| Your instructions |
Write out the entire listing below exactly, with the pictures left out.

| Data listing |
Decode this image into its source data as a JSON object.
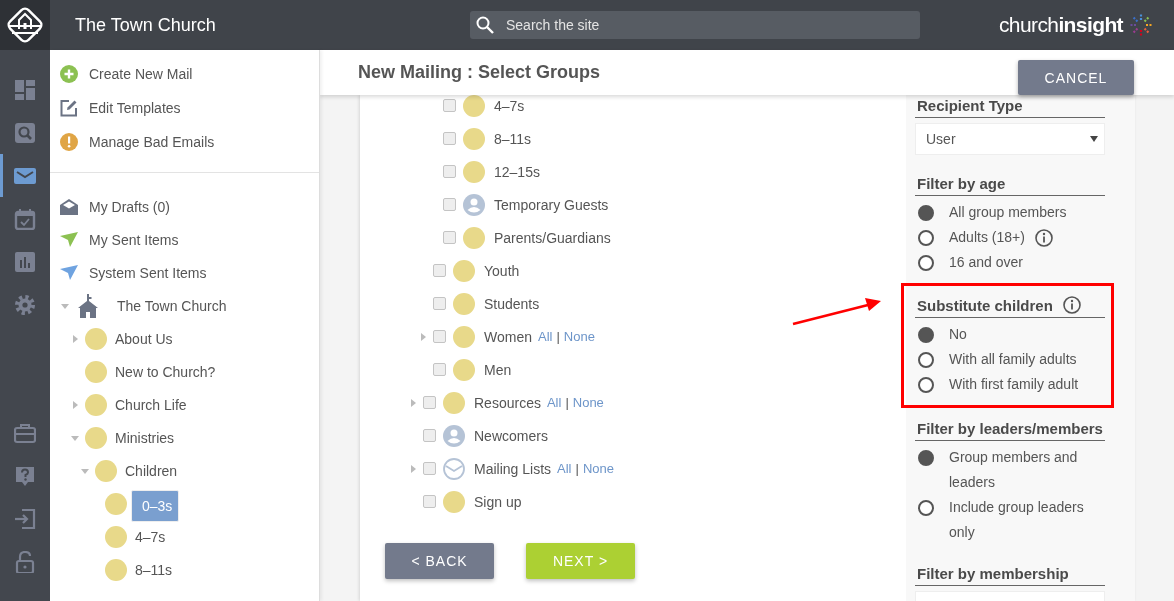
{
  "header": {
    "site_title": "The Town Church",
    "search": {
      "placeholder": "Search the site"
    },
    "brand": "church**insight**"
  },
  "rail": {
    "top": [
      {
        "kind": "dashboard",
        "selected": false
      },
      {
        "kind": "search",
        "selected": false
      },
      {
        "kind": "mail",
        "selected": true
      },
      {
        "kind": "calendar",
        "selected": false
      },
      {
        "kind": "chart",
        "selected": false
      },
      {
        "kind": "settings",
        "selected": false
      }
    ],
    "bottom": [
      {
        "kind": "briefcase",
        "selected": false
      },
      {
        "kind": "help",
        "selected": false
      },
      {
        "kind": "sign-in",
        "selected": false
      },
      {
        "kind": "lock",
        "selected": false
      }
    ]
  },
  "sidebar": {
    "actions": [
      {
        "kind": "add",
        "label": "Create New Mail"
      },
      {
        "kind": "edit",
        "label": "Edit Templates"
      },
      {
        "kind": "warning",
        "label": "Manage Bad Emails"
      }
    ],
    "folders": [
      {
        "kind": "drafts",
        "label": "My Drafts (0)"
      },
      {
        "kind": "sent",
        "label": "My Sent Items"
      },
      {
        "kind": "system-sent",
        "label": "System Sent Items"
      }
    ],
    "tree": [
      {
        "label": "The Town Church",
        "kind": "church",
        "expanded": true,
        "selected": false,
        "children": [
          {
            "label": "About Us",
            "kind": "group",
            "expanded": false,
            "selected": false
          },
          {
            "label": "New to Church?",
            "kind": "group",
            "selected": false
          },
          {
            "label": "Church Life",
            "kind": "group",
            "expanded": false,
            "selected": false
          },
          {
            "label": "Ministries",
            "kind": "group",
            "expanded": true,
            "selected": false,
            "children": [
              {
                "label": "Children",
                "kind": "group",
                "expanded": true,
                "selected": false,
                "children": [
                  {
                    "label": "0–3s",
                    "kind": "group",
                    "selected": true
                  },
                  {
                    "label": "4–7s",
                    "kind": "group",
                    "selected": false
                  },
                  {
                    "label": "8–11s",
                    "kind": "group",
                    "selected": false
                  }
                ]
              }
            ]
          }
        ]
      }
    ]
  },
  "page": {
    "title": "New Mailing : Select Groups",
    "cancel": "CANCEL",
    "back": "< BACK",
    "next": "NEXT >"
  },
  "groups": [
    {
      "children": [
        {
          "children": [
            {
              "label": "4–7s",
              "kind": "group",
              "checked": false
            },
            {
              "label": "8–11s",
              "kind": "group",
              "checked": false
            },
            {
              "label": "12–15s",
              "kind": "group",
              "checked": false
            },
            {
              "label": "Temporary Guests",
              "kind": "person",
              "checked": false
            },
            {
              "label": "Parents/Guardians",
              "kind": "group",
              "checked": false
            }
          ]
        },
        {
          "label": "Youth",
          "kind": "group",
          "checked": false
        },
        {
          "label": "Students",
          "kind": "group",
          "checked": false
        },
        {
          "label": "Women",
          "kind": "group",
          "checked": false,
          "expanded": false,
          "links": [
            "All",
            "None"
          ],
          "separator": "|"
        },
        {
          "label": "Men",
          "kind": "group",
          "checked": false
        }
      ]
    },
    {
      "label": "Resources",
      "kind": "group",
      "checked": false,
      "expanded": false,
      "links": [
        "All",
        "None"
      ],
      "separator": "|"
    },
    {
      "label": "Newcomers",
      "kind": "person",
      "checked": false
    },
    {
      "label": "Mailing Lists",
      "kind": "mail",
      "checked": false,
      "expanded": false,
      "links": [
        "All",
        "None"
      ],
      "separator": "|"
    },
    {
      "label": "Sign up",
      "kind": "group",
      "checked": false
    }
  ],
  "filters": [
    {
      "kind": "select",
      "title": "Recipient Type",
      "value": "User",
      "info": false,
      "highlighted": false
    },
    {
      "kind": "radio",
      "title": "Filter by age",
      "info": false,
      "highlighted": false,
      "options": [
        {
          "label": "All group members",
          "selected": true,
          "info": false
        },
        {
          "label": "Adults (18+)",
          "selected": false,
          "info": true
        },
        {
          "label": "16 and over",
          "selected": false,
          "info": false
        }
      ]
    },
    {
      "kind": "radio",
      "title": "Substitute children",
      "info": true,
      "highlighted": true,
      "options": [
        {
          "label": "No",
          "selected": true,
          "info": false
        },
        {
          "label": "With all family adults",
          "selected": false,
          "info": false
        },
        {
          "label": "With first family adult",
          "selected": false,
          "info": false
        }
      ]
    },
    {
      "kind": "radio",
      "title": "Filter by leaders/members",
      "info": false,
      "highlighted": false,
      "options": [
        {
          "label": "Group members and leaders",
          "selected": true,
          "info": false
        },
        {
          "label": "Include group leaders only",
          "selected": false,
          "info": false
        }
      ]
    },
    {
      "kind": "select",
      "title": "Filter by membership",
      "info": false,
      "highlighted": false
    }
  ]
}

| Response area |
Decode this image into its source data as a JSON object.
{
  "header": {
    "site_title": "The Town Church",
    "search": {
      "placeholder": "Search the site"
    },
    "brand": "church**insight**"
  },
  "rail": {
    "top": [
      {
        "kind": "dashboard",
        "selected": false
      },
      {
        "kind": "search",
        "selected": false
      },
      {
        "kind": "mail",
        "selected": true
      },
      {
        "kind": "calendar",
        "selected": false
      },
      {
        "kind": "chart",
        "selected": false
      },
      {
        "kind": "settings",
        "selected": false
      }
    ],
    "bottom": [
      {
        "kind": "briefcase",
        "selected": false
      },
      {
        "kind": "help",
        "selected": false
      },
      {
        "kind": "sign-in",
        "selected": false
      },
      {
        "kind": "lock",
        "selected": false
      }
    ]
  },
  "sidebar": {
    "actions": [
      {
        "kind": "add",
        "label": "Create New Mail"
      },
      {
        "kind": "edit",
        "label": "Edit Templates"
      },
      {
        "kind": "warning",
        "label": "Manage Bad Emails"
      }
    ],
    "folders": [
      {
        "kind": "drafts",
        "label": "My Drafts (0)"
      },
      {
        "kind": "sent",
        "label": "My Sent Items"
      },
      {
        "kind": "system-sent",
        "label": "System Sent Items"
      }
    ],
    "tree": [
      {
        "label": "The Town Church",
        "kind": "church",
        "expanded": true,
        "selected": false,
        "children": [
          {
            "label": "About Us",
            "kind": "group",
            "expanded": false,
            "selected": false
          },
          {
            "label": "New to Church?",
            "kind": "group",
            "selected": false
          },
          {
            "label": "Church Life",
            "kind": "group",
            "expanded": false,
            "selected": false
          },
          {
            "label": "Ministries",
            "kind": "group",
            "expanded": true,
            "selected": false,
            "children": [
              {
                "label": "Children",
                "kind": "group",
                "expanded": true,
                "selected": false,
                "children": [
                  {
                    "label": "0–3s",
                    "kind": "group",
                    "selected": true
                  },
                  {
                    "label": "4–7s",
                    "kind": "group",
                    "selected": false
                  },
                  {
                    "label": "8–11s",
                    "kind": "group",
                    "selected": false
                  }
                ]
              }
            ]
          }
        ]
      }
    ]
  },
  "page": {
    "title": "New Mailing : Select Groups",
    "cancel": "CANCEL",
    "back": "< BACK",
    "next": "NEXT >"
  },
  "groups": [
    {
      "children": [
        {
          "children": [
            {
              "label": "4–7s",
              "kind": "group",
              "checked": false
            },
            {
              "label": "8–11s",
              "kind": "group",
              "checked": false
            },
            {
              "label": "12–15s",
              "kind": "group",
              "checked": false
            },
            {
              "label": "Temporary Guests",
              "kind": "person",
              "checked": false
            },
            {
              "label": "Parents/Guardians",
              "kind": "group",
              "checked": false
            }
          ]
        },
        {
          "label": "Youth",
          "kind": "group",
          "checked": false
        },
        {
          "label": "Students",
          "kind": "group",
          "checked": false
        },
        {
          "label": "Women",
          "kind": "group",
          "checked": false,
          "expanded": false,
          "links": [
            "All",
            "None"
          ],
          "separator": "|"
        },
        {
          "label": "Men",
          "kind": "group",
          "checked": false
        }
      ]
    },
    {
      "label": "Resources",
      "kind": "group",
      "checked": false,
      "expanded": false,
      "links": [
        "All",
        "None"
      ],
      "separator": "|"
    },
    {
      "label": "Newcomers",
      "kind": "person",
      "checked": false
    },
    {
      "label": "Mailing Lists",
      "kind": "mail",
      "checked": false,
      "expanded": false,
      "links": [
        "All",
        "None"
      ],
      "separator": "|"
    },
    {
      "label": "Sign up",
      "kind": "group",
      "checked": false
    }
  ],
  "filters": [
    {
      "kind": "select",
      "title": "Recipient Type",
      "value": "User",
      "info": false,
      "highlighted": false
    },
    {
      "kind": "radio",
      "title": "Filter by age",
      "info": false,
      "highlighted": false,
      "options": [
        {
          "label": "All group members",
          "selected": true,
          "info": false
        },
        {
          "label": "Adults (18+)",
          "selected": false,
          "info": true
        },
        {
          "label": "16 and over",
          "selected": false,
          "info": false
        }
      ]
    },
    {
      "kind": "radio",
      "title": "Substitute children",
      "info": true,
      "highlighted": true,
      "options": [
        {
          "label": "No",
          "selected": true,
          "info": false
        },
        {
          "label": "With all family adults",
          "selected": false,
          "info": false
        },
        {
          "label": "With first family adult",
          "selected": false,
          "info": false
        }
      ]
    },
    {
      "kind": "radio",
      "title": "Filter by leaders/members",
      "info": false,
      "highlighted": false,
      "options": [
        {
          "label": "Group members and leaders",
          "selected": true,
          "info": false
        },
        {
          "label": "Include group leaders only",
          "selected": false,
          "info": false
        }
      ]
    },
    {
      "kind": "select",
      "title": "Filter by membership",
      "info": false,
      "highlighted": false
    }
  ]
}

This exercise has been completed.